I had slipped back into an early morning nap when John and Becket greeted me a few minutes past seven with “Happy Mother’s Day, Grammy…What’s for breakfast?” And after a short cuddle, I was up flipping pancakes and gulping my morning iced tea, hoping to mainstream enough caffeine to keep me on my feet until their dad picked them up to go home and “surprise” their mom with breakfast in bed. I suspect something similar happened at Molly’s house.

I’ve already luxuriated in the New York Times and what passes for our local paper. Perhaps I’ll go to church with the Walkers and think about what a great Mama I had to teach me how.

We going to gather here tonight for food I mostly didn’t cook, and celebrate Robert’s thirteenth birthday, Mother’s Day, and a visit by my oldest nephew.

It’s going to be a great day. I hope all the Mamas, Mommy’s, Moms, Mameres and Madears are equally blessed.

Blessings,
Janie

Thursday, May 7, 2009

Praying and Serving
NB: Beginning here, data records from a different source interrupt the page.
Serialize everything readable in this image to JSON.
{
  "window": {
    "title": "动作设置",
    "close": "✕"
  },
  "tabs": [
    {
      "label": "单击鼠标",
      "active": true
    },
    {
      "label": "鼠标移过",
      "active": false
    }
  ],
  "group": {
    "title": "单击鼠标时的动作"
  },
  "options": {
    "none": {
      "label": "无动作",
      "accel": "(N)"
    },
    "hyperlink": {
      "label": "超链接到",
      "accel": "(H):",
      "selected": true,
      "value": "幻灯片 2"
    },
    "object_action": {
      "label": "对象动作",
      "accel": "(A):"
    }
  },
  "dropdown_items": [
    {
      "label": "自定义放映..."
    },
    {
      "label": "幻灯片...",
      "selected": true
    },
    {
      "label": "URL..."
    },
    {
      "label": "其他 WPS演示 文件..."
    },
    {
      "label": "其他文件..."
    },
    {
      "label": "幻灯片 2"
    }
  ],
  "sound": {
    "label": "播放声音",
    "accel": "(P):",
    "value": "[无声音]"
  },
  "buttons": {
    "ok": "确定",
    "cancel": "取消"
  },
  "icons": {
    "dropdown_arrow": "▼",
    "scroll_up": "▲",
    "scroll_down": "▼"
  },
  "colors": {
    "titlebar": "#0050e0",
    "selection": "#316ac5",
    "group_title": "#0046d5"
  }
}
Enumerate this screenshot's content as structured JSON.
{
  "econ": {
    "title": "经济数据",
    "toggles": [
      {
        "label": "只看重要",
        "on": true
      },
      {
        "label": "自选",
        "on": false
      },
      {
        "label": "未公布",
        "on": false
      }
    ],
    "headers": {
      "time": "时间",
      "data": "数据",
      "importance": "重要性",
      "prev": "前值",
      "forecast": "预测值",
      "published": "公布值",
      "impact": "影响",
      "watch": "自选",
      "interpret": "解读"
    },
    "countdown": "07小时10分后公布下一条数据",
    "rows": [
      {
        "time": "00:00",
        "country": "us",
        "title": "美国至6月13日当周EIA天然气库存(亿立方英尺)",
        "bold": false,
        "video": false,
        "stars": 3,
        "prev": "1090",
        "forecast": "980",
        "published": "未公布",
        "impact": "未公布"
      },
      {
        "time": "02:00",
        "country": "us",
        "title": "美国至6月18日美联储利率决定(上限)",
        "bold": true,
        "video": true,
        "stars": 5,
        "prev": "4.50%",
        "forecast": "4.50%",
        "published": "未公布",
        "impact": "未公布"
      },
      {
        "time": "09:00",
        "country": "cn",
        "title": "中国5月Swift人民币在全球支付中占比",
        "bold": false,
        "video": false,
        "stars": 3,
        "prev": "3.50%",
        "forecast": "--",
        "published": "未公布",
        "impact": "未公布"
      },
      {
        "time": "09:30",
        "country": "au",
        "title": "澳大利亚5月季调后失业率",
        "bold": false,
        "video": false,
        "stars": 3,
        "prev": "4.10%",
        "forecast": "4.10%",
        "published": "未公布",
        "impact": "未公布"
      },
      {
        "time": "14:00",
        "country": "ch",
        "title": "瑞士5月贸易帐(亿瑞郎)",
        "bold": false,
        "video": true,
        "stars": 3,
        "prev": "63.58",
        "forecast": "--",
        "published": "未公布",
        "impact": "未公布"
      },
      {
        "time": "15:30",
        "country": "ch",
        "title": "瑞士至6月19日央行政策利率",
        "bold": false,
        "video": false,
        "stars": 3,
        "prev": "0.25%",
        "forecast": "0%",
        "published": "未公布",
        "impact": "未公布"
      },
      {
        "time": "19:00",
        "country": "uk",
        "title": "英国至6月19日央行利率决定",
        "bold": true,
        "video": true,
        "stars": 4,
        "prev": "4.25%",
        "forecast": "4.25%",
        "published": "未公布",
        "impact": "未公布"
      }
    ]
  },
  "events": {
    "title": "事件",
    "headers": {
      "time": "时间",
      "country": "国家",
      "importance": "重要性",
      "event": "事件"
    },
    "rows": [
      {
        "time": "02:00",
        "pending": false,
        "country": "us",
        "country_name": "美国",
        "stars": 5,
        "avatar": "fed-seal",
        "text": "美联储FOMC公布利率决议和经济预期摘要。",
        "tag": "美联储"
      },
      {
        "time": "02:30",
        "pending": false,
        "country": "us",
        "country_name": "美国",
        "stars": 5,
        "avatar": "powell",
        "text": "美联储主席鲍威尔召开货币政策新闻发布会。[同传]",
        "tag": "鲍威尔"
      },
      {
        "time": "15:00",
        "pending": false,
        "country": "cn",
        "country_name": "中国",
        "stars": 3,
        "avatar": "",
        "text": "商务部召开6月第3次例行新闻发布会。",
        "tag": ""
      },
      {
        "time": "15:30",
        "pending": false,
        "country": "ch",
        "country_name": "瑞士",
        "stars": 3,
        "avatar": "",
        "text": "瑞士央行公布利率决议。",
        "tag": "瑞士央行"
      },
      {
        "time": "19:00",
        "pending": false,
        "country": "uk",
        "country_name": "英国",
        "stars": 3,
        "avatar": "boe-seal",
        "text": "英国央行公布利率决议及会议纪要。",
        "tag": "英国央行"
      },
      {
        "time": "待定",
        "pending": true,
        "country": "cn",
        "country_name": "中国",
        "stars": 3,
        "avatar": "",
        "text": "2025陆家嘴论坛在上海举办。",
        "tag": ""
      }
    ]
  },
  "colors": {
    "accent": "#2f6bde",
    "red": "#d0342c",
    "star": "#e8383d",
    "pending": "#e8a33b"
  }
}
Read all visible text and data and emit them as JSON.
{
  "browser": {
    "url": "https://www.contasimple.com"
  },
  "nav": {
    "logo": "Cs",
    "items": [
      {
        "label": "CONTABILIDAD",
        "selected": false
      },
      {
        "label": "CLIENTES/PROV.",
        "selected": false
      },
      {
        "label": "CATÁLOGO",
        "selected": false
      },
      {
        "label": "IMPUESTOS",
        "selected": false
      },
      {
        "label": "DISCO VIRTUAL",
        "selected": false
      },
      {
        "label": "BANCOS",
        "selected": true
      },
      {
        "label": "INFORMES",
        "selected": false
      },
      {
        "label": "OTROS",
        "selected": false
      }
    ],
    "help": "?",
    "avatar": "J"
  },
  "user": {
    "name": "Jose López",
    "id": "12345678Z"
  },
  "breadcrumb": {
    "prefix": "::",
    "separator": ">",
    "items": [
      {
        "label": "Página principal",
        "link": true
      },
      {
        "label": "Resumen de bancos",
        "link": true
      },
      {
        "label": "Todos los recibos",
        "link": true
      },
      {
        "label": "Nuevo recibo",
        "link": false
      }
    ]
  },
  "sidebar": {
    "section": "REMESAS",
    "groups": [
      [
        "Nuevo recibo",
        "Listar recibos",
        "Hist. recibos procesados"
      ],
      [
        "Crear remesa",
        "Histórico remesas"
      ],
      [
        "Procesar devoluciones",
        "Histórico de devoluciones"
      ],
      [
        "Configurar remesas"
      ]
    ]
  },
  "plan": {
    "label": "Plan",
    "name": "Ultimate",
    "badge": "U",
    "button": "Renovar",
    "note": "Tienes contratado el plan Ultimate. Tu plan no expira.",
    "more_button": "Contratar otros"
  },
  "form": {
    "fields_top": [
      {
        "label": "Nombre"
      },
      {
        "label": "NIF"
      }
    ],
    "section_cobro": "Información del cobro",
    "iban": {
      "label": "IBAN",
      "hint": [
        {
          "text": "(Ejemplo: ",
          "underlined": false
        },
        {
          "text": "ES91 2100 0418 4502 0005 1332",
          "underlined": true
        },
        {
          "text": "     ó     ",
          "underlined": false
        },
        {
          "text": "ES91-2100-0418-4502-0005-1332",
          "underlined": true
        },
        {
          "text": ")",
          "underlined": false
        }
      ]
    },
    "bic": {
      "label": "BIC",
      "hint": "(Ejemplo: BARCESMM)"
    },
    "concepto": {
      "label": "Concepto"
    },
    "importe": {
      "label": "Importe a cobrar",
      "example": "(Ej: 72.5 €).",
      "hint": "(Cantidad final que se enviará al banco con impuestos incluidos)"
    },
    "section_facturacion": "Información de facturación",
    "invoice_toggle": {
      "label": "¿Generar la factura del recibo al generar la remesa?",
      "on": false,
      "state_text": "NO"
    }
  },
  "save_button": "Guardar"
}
When “Year of Wonders” by Geraldine Brooks came up as the May selection for our book group, I needed to read it again with an eye for the discussion. And what a discussion we had!

I’m sure that a book about the plague set in 1666 is not going to be everyone’s cup of tea, and this book is not without it’s flaws. It does, however, pose some interesting questions of how a variety of people face a crisis of unimaginable proportions and how it affected their faith.

This story is based on limited documented facts about the residents of a small village in England who were convinced by their priest to quarantine themselves in order to prevent spread of the plague to other parts of the country. The priest seemed to intuit that people who were already infected, but not yet ill, would spread the disease in trying to escape from a truly horrible and almost certain death. This notion was a bit of a leap considering the lack of scientific knowledge about the source of The Plague (fleas!), but also plausible, as there is documented evidence available.

The underlying differences in belief systems within the small community were laid out. As the plague affected many families with various religious practices, they often abandoned their faith for more magical and questionable beliefs, hoping to save themselves and their families. It soon became apparent that the relative “holiness” of any one religion, or even lack of religion, provided no more protection than the other from the plague. The righteous were no less affected than the sinners. Plague affected almost every family in the town, leaving the survivors scarred in various ways.

Eventually, nature ran its course. About half the town survived and the plague faded away and people once again went about the business of living.

I still pray. I pray for myself, my family, and for those I know only slightly. I pray for my country and the world. Do my prayers make it to God’s ears and change the course of nature? I don’t know, but they make me feel better.

I’m thinking I need to get back to following the example of the most admirable characters in “Year of Wonders” and actually offer others more of my services along with my prayers. The effect could be far greater.

Blessings,
Janie